I think we can all agree that the startup industry pays too much attention to VC. Our conferences, press, and tweets are dominated by VC-related news. Which fund just raised more capital? Who got funded? Who’s the latest unicorn? I contribute to that fixation in this blog all the time.
With the rise of accelerators, the holy grail for young startups these days seems to be to get into YC as early as possible and then go on to immediately raise from VCs post demo day.
There are certainly some massive successes that have followed this hype-laden path: Airbnb, Dropbox and Gusto are some of the biggest winners that come to mind. Closer to home, YC grad Vidyard is crushing it. But they passed on the hype in the Valley. They came back to Canada and took their time.Continue reading When should you get on the VC train?
All VC deals come with features and provisions that are designed to help investors get comfortable making a multi-year, completely illiquid investment into your highly risky startup.
Typical protective provisions include things like:
Liquidation preference: On exit, the investor has the choice of getting their capital back or converting their pref shares into common and just getting their portion of the exit price.
Redemption: Some kind of mechanism to enable the investor to get their capital back after some period from time. This could range from the benign (you agree to convene a committee of the board X years from now to determine – with no obligation to act – whether it’s time to sell the company), to the non-trivial (the investor can force the company to buy back their shares, likely triggering a variety of unnatural events up to and including the sale of your company).Continue reading Managing Investor Protections: What you need to know
There is so much emphasis on user experience and design these days, it’s no surprise that this emphasis would make it’s way into how companies get funded.
I owe Mike McDerment, co-founder and CEO of FreshBooks for this insight.

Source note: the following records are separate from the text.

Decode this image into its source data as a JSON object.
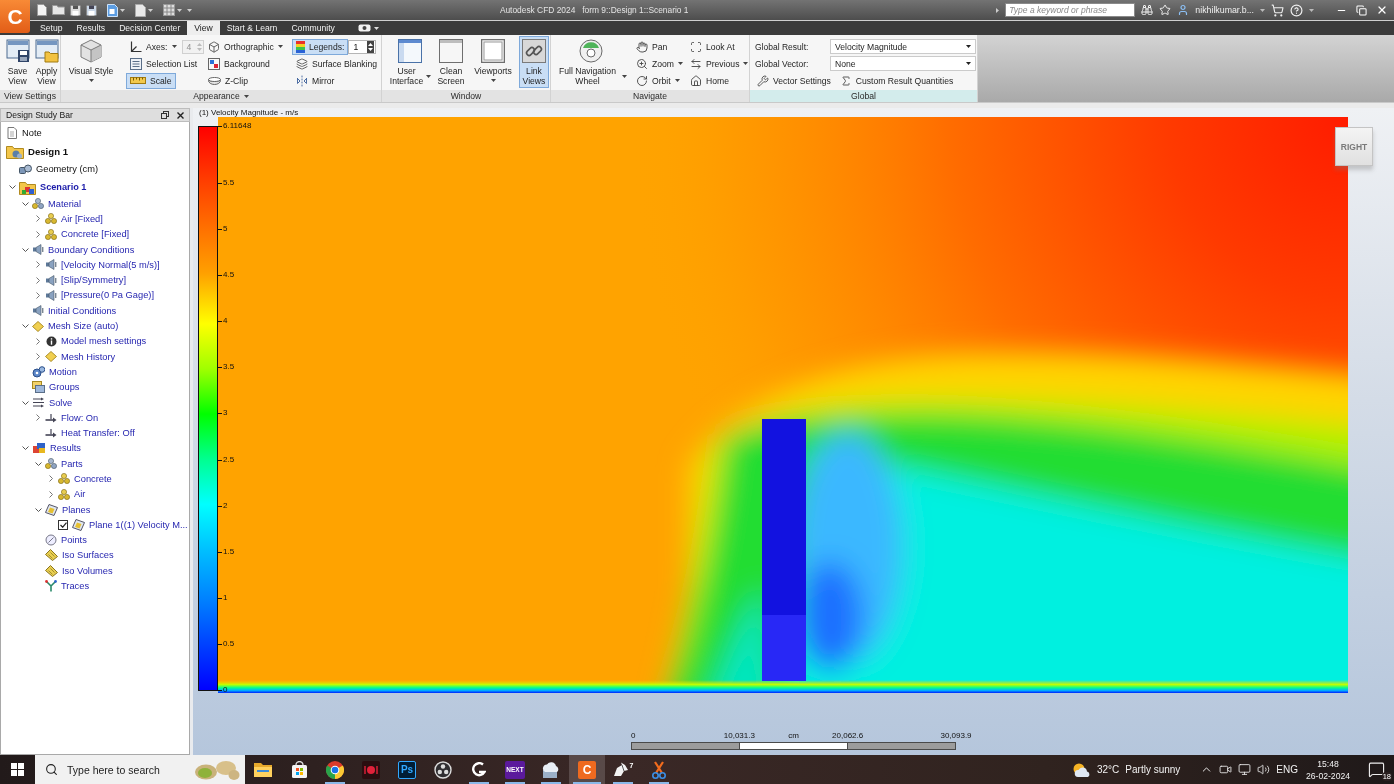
{
  "title_bar": {
    "app_button": "C",
    "app_title": "Autodesk CFD 2024",
    "document_title": "form 9::Design 1::Scenario 1",
    "search": {
      "placeholder": "Type a keyword or phrase"
    },
    "user": "nikhilkumar.b..."
  },
  "tabs": [
    {
      "label": "Setup",
      "selected": false
    },
    {
      "label": "Results",
      "selected": false
    },
    {
      "label": "Decision Center",
      "selected": false
    },
    {
      "label": "View",
      "selected": true
    },
    {
      "label": "Start & Learn",
      "selected": false
    },
    {
      "label": "Community",
      "selected": false
    }
  ],
  "ribbon": {
    "view_settings": {
      "title": "View Settings",
      "buttons": [
        {
          "kind": "save",
          "label": "Save View"
        },
        {
          "kind": "apply",
          "label": "Apply View"
        }
      ]
    },
    "appearance": {
      "title": "Appearance",
      "visual_style": "Visual Style",
      "axes": {
        "label": "Axes:",
        "value": "4",
        "disabled": true
      },
      "selection_list": "Selection List",
      "scale": {
        "label": "Scale",
        "selected": true
      },
      "orthographic": "Orthographic",
      "background": "Background",
      "z_clip": "Z-Clip",
      "legends": {
        "label": "Legends:",
        "selected": true,
        "value": "1"
      },
      "surface_blanking": "Surface Blanking",
      "mirror": "Mirror"
    },
    "window": {
      "title": "Window",
      "buttons": [
        {
          "kind": "user_interface",
          "label": "User Interface",
          "dropdown": true,
          "selected": false
        },
        {
          "kind": "clean_screen",
          "label": "Clean Screen",
          "dropdown": false,
          "selected": false
        },
        {
          "kind": "viewports",
          "label": "Viewports",
          "dropdown": true,
          "selected": false
        },
        {
          "kind": "link_views",
          "label": "Link Views",
          "dropdown": false,
          "selected": true
        }
      ]
    },
    "navigate": {
      "title": "Navigate",
      "wheel": {
        "label": "Full Navigation Wheel",
        "dropdown": true
      },
      "tools": [
        {
          "kind": "pan",
          "label": "Pan",
          "dropdown": false
        },
        {
          "kind": "zoom",
          "label": "Zoom",
          "dropdown": true
        },
        {
          "kind": "orbit",
          "label": "Orbit",
          "dropdown": true
        },
        {
          "kind": "look_at",
          "label": "Look At",
          "dropdown": false
        },
        {
          "kind": "previous",
          "label": "Previous",
          "dropdown": true
        },
        {
          "kind": "home",
          "label": "Home",
          "dropdown": false
        }
      ]
    },
    "global": {
      "title": "Global",
      "result": {
        "label": "Global Result:",
        "value": "Velocity Magnitude"
      },
      "vector": {
        "label": "Global Vector:",
        "value": "None"
      },
      "buttons": [
        {
          "kind": "vector_settings",
          "label": "Vector Settings"
        },
        {
          "kind": "custom_quantities",
          "label": "Custom Result Quantities"
        }
      ]
    }
  },
  "design_study_bar": {
    "title": "Design Study Bar",
    "tree": [
      {
        "label": "Note",
        "kind": "note"
      },
      {
        "label": "Design 1",
        "kind": "design",
        "children": [
          {
            "label": "Geometry (cm)",
            "kind": "geometry"
          },
          {
            "label": "Scenario 1",
            "kind": "scenario",
            "expanded": true,
            "children": [
              {
                "label": "Material",
                "kind": "material",
                "expanded": true,
                "children": [
                  {
                    "label": "Air [Fixed]",
                    "kind": "part",
                    "expanded": false
                  },
                  {
                    "label": "Concrete [Fixed]",
                    "kind": "part",
                    "expanded": false
                  }
                ]
              },
              {
                "label": "Boundary Conditions",
                "kind": "boundary",
                "expanded": true,
                "children": [
                  {
                    "label": "[Velocity Normal(5 m/s)]",
                    "kind": "boundary",
                    "expanded": false
                  },
                  {
                    "label": "[Slip/Symmetry]",
                    "kind": "boundary",
                    "expanded": false
                  },
                  {
                    "label": "[Pressure(0 Pa Gage)]",
                    "kind": "boundary",
                    "expanded": false
                  }
                ]
              },
              {
                "label": "Initial Conditions",
                "kind": "boundary"
              },
              {
                "label": "Mesh Size (auto)",
                "kind": "mesh",
                "expanded": true,
                "children": [
                  {
                    "label": "Model mesh settings",
                    "kind": "settings",
                    "expanded": false
                  },
                  {
                    "label": "Mesh History",
                    "kind": "mesh",
                    "expanded": false
                  }
                ]
              },
              {
                "label": "Motion",
                "kind": "motion"
              },
              {
                "label": "Groups",
                "kind": "groups"
              },
              {
                "label": "Solve",
                "kind": "solve",
                "expanded": true,
                "children": [
                  {
                    "label": "Flow: On",
                    "kind": "flow",
                    "expanded": false
                  },
                  {
                    "label": "Heat Transfer: Off",
                    "kind": "flow"
                  }
                ]
              },
              {
                "label": "Results",
                "kind": "results",
                "expanded": true,
                "children": [
                  {
                    "label": "Parts",
                    "kind": "material",
                    "expanded": true,
                    "children": [
                      {
                        "label": "Concrete",
                        "kind": "part",
                        "expanded": false
                      },
                      {
                        "label": "Air",
                        "kind": "part",
                        "expanded": false
                      }
                    ]
                  },
                  {
                    "label": "Planes",
                    "kind": "plane",
                    "expanded": true,
                    "children": [
                      {
                        "label": "Plane 1((1) Velocity M...",
                        "kind": "plane",
                        "checked": true
                      }
                    ]
                  },
                  {
                    "label": "Points",
                    "kind": "point"
                  },
                  {
                    "label": "Iso Surfaces",
                    "kind": "iso"
                  },
                  {
                    "label": "Iso Volumes",
                    "kind": "iso"
                  },
                  {
                    "label": "Traces",
                    "kind": "trace"
                  }
                ]
              }
            ]
          }
        ]
      }
    ]
  },
  "viewport": {
    "title": "(1) Velocity Magnitude - m/s",
    "legend": {
      "max": "6.11648",
      "ticks": [
        "5.5",
        "5",
        "4.5",
        "4",
        "3.5",
        "3",
        "2.5",
        "2",
        "1.5",
        "1",
        "0.5",
        "0"
      ]
    },
    "view_cube": "RIGHT",
    "scale_bar": {
      "labels": [
        "0",
        "10,031.3",
        "20,062.6",
        "30,093.9"
      ],
      "unit": "cm"
    }
  },
  "taskbar": {
    "search": {
      "placeholder": "Type here to search"
    },
    "apps": [
      {
        "kind": "explorer",
        "running": false,
        "selected": false
      },
      {
        "kind": "store",
        "running": false,
        "selected": false
      },
      {
        "kind": "browser",
        "running": true,
        "selected": false
      },
      {
        "kind": "red_app",
        "running": false,
        "selected": false
      },
      {
        "kind": "tile",
        "text": "Ps",
        "running": false,
        "selected": false
      },
      {
        "kind": "recorder",
        "running": false,
        "selected": false
      },
      {
        "kind": "hook",
        "running": true,
        "selected": false
      },
      {
        "kind": "purple_tile",
        "text": "NEXT",
        "running": true,
        "selected": false
      },
      {
        "kind": "cloud",
        "running": true,
        "selected": false
      },
      {
        "kind": "orange_tile",
        "text": "C",
        "running": true,
        "selected": true
      },
      {
        "kind": "horn",
        "text": "7",
        "running": true,
        "selected": false
      },
      {
        "kind": "scissors",
        "running": true,
        "selected": false
      }
    ],
    "weather": {
      "temperature": "32°C",
      "condition": "Partly sunny"
    },
    "language": "ENG",
    "time": "15:48",
    "date": "26-02-2024",
    "notifications": "18"
  }
}
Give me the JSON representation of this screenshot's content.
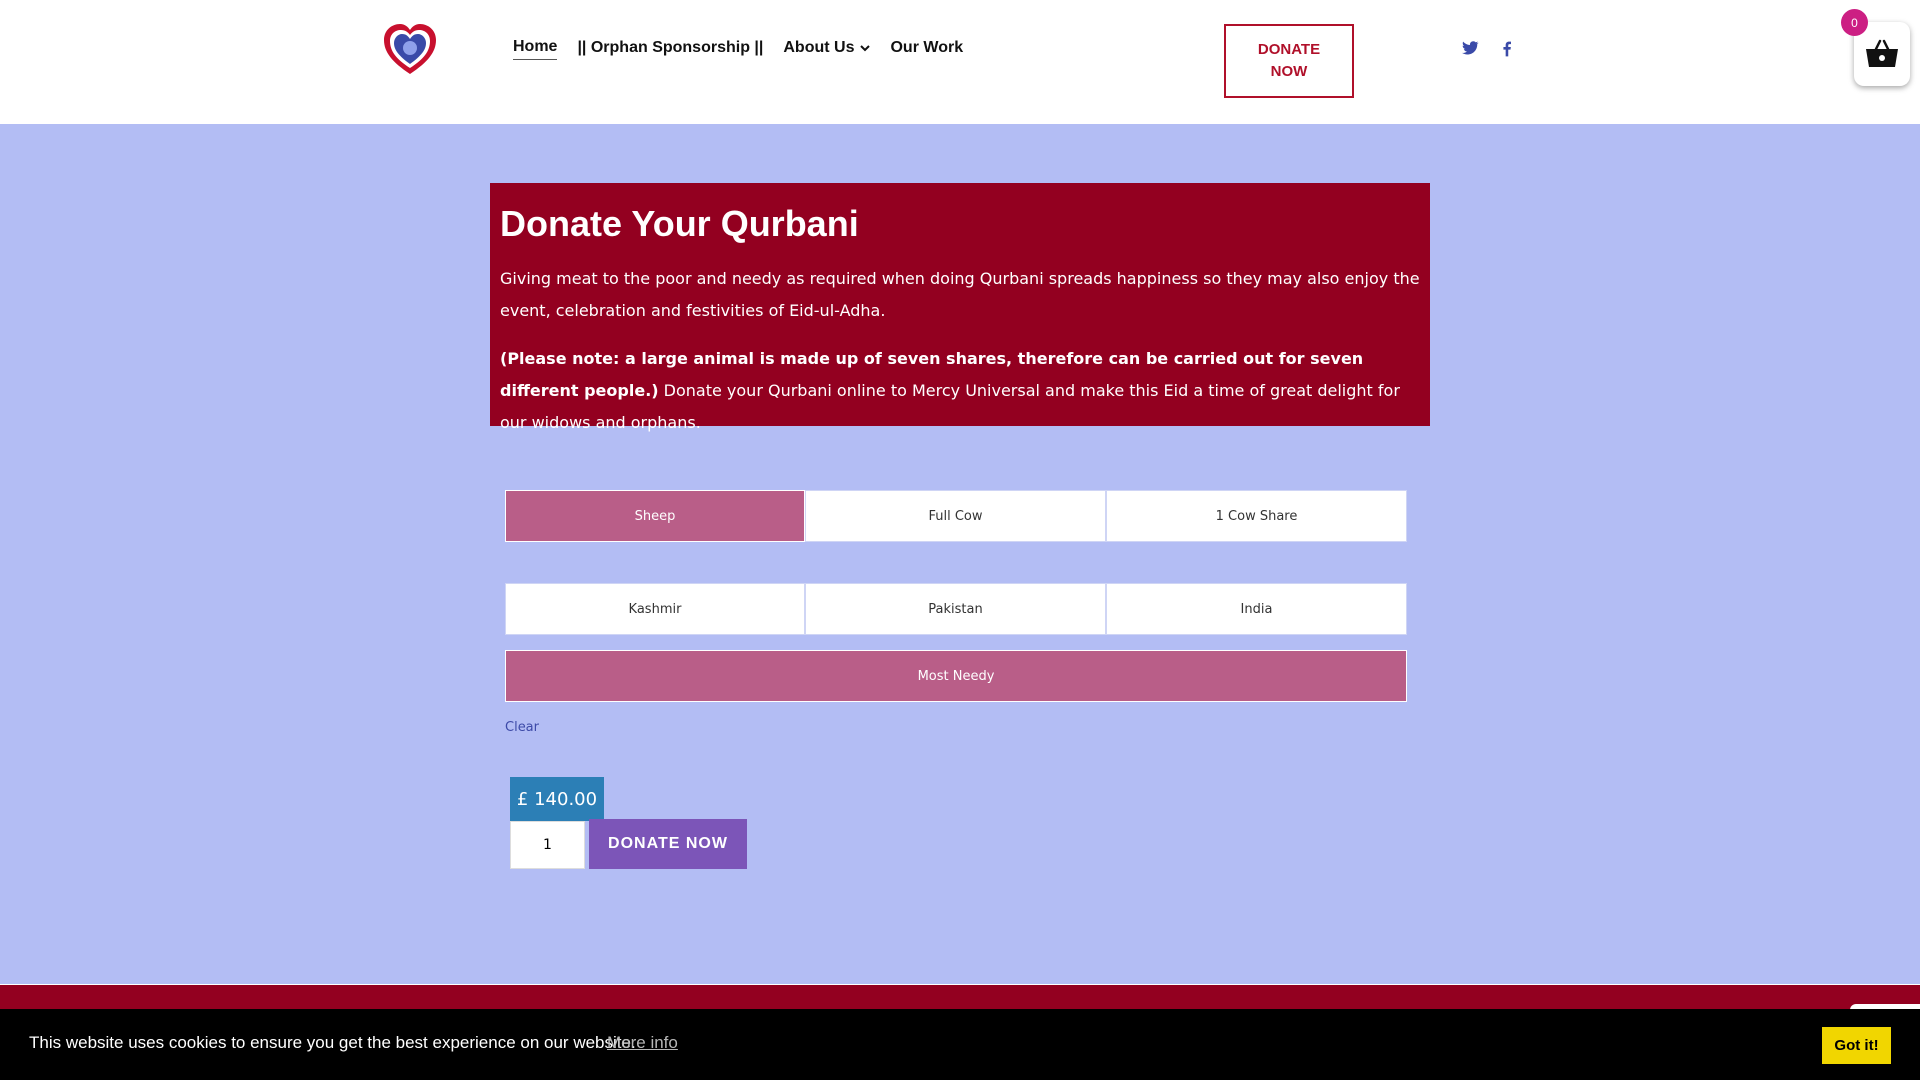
{
  "header": {
    "nav": [
      {
        "label": "Home",
        "active": true
      },
      {
        "label": "|| Orphan Sponsorship ||"
      },
      {
        "label": "About Us",
        "dropdown": true
      },
      {
        "label": "Our Work"
      }
    ],
    "donate_label": "DONATE NOW",
    "social": [
      "twitter-icon",
      "facebook-icon"
    ],
    "cart_count": "0"
  },
  "hero": {
    "title": "Donate Your Qurbani",
    "para1": "Giving meat to the poor and needy as required when doing Qurbani spreads happiness so they may also enjoy the event, celebration and festivities of Eid-ul-Adha.",
    "note_bold": "(Please note: a large animal is made up of seven shares, therefore can be carried out for seven different people.)",
    "note_rest": " Donate your Qurbani online to Mercy Universal and make this Eid a time of great delight for our widows and orphans."
  },
  "product": {
    "animals": [
      "Sheep",
      "Full Cow",
      "1 Cow Share"
    ],
    "selected_animal": "Sheep",
    "regions": [
      "Kashmir",
      "Pakistan",
      "India"
    ],
    "most_needy": "Most Needy",
    "selected_region": "Most Needy",
    "clear_label": "Clear",
    "price": "£ 140.00",
    "quantity": "1",
    "donate_label": "DONATE NOW"
  },
  "cookie": {
    "text": "This website uses cookies to ensure you get the best experience on our website.",
    "more_label": "More info",
    "accept_label": "Got it!"
  },
  "colors": {
    "hero_bg": "#930020",
    "page_bg": "#b3bdf4",
    "selected_option": "#b95e88",
    "price_bg": "#2c7fb6",
    "donate_bg": "#7c55b8",
    "cookie_button": "#f1d600"
  }
}
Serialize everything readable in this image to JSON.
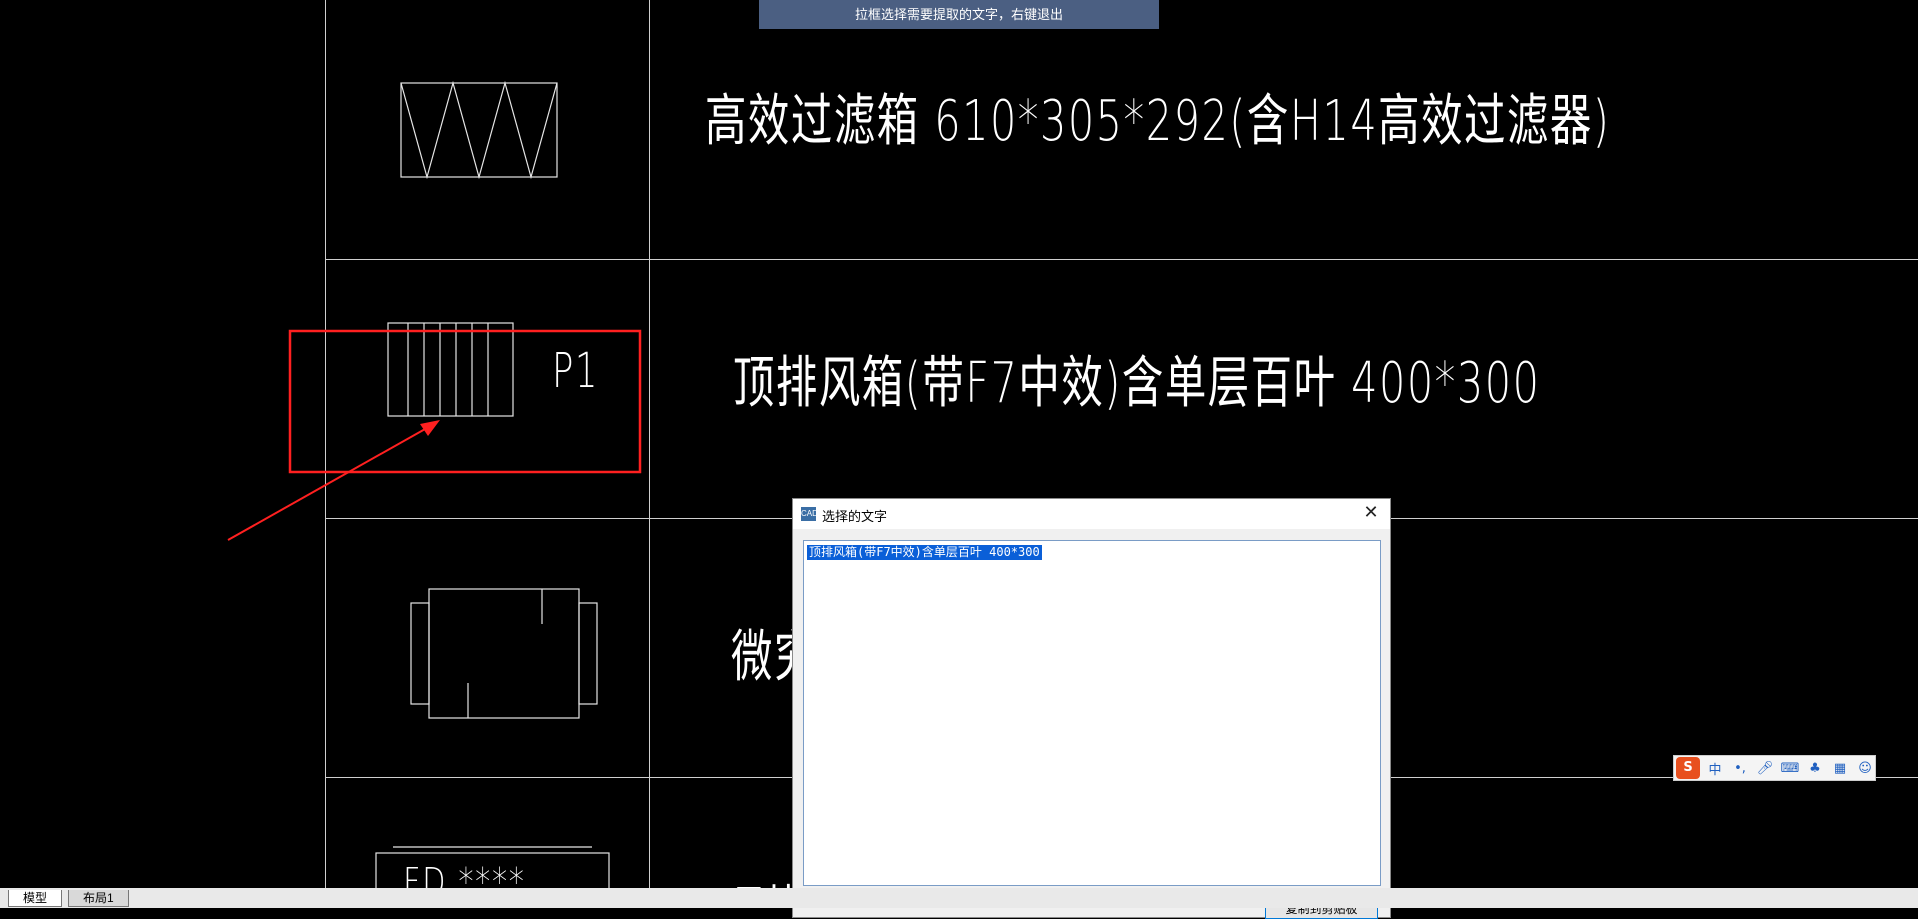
{
  "prompt": "拉框选择需要提取的文字，右键退出",
  "drawing": {
    "row1_text": "高效过滤箱 610*305*292(含H14高效过滤器)",
    "row2_label": "P1",
    "row2_text": "顶排风箱(带F7中效)含单层百叶 400*300",
    "row3_text_partial": "微究",
    "row4_symbol_text": "FD ****",
    "row4_text_partial": "日比"
  },
  "dialog": {
    "title": "选择的文字",
    "text": "顶排风箱(带F7中效)含单层百叶 400*300",
    "copy_button": "复制到剪贴板"
  },
  "ime": {
    "logo": "S",
    "mode": "中"
  },
  "tabs": [
    {
      "label": "模型"
    },
    {
      "label": "布局1"
    }
  ],
  "colors": {
    "background": "#000000",
    "lines": "#cfcfcf",
    "prompt_bar": "#4b5f82",
    "annotation": "#ff2020",
    "selection": "#0a5fd8"
  }
}
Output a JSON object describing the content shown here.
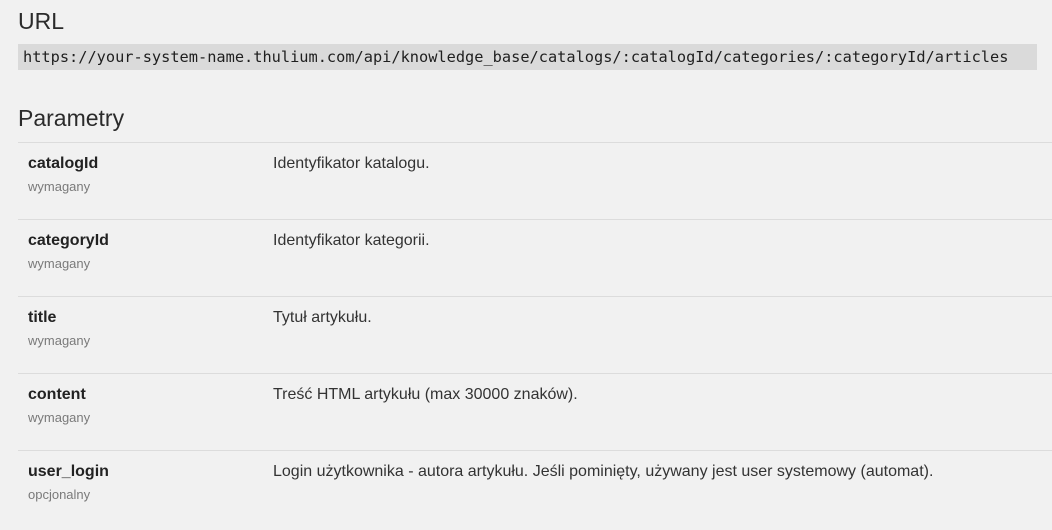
{
  "url_section": {
    "title": "URL",
    "url": "https://your-system-name.thulium.com/api/knowledge_base/catalogs/:catalogId/categories/:categoryId/articles"
  },
  "params_section": {
    "title": "Parametry",
    "params": [
      {
        "name": "catalogId",
        "requirement": "wymagany",
        "description": "Identyfikator katalogu."
      },
      {
        "name": "categoryId",
        "requirement": "wymagany",
        "description": "Identyfikator kategorii."
      },
      {
        "name": "title",
        "requirement": "wymagany",
        "description": "Tytuł artykułu."
      },
      {
        "name": "content",
        "requirement": "wymagany",
        "description": "Treść HTML artykułu (max 30000 znaków)."
      },
      {
        "name": "user_login",
        "requirement": "opcjonalny",
        "description": "Login użytkownika - autora artykułu. Jeśli pominięty, używany jest user systemowy (automat)."
      }
    ]
  }
}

Together, we raised FreshBooks’ 1st and only institutional funding round last year. Mike has some very particular views on the importance of “experience”. In fact, the company’s manta is “execute extraordinary experiences everyday”. This saying impacts everything, big and small, throughout the company.
Back to fundraising: Investors see more opportunities than ever before. How do you stand out? First and foremost, have traction. This more than anything else gets investor attention. But assuming you have the three Ps (Product, People and Progress – aka traction), then I believe that the experience of raising makes all the difference.Continue reading The fundraising experience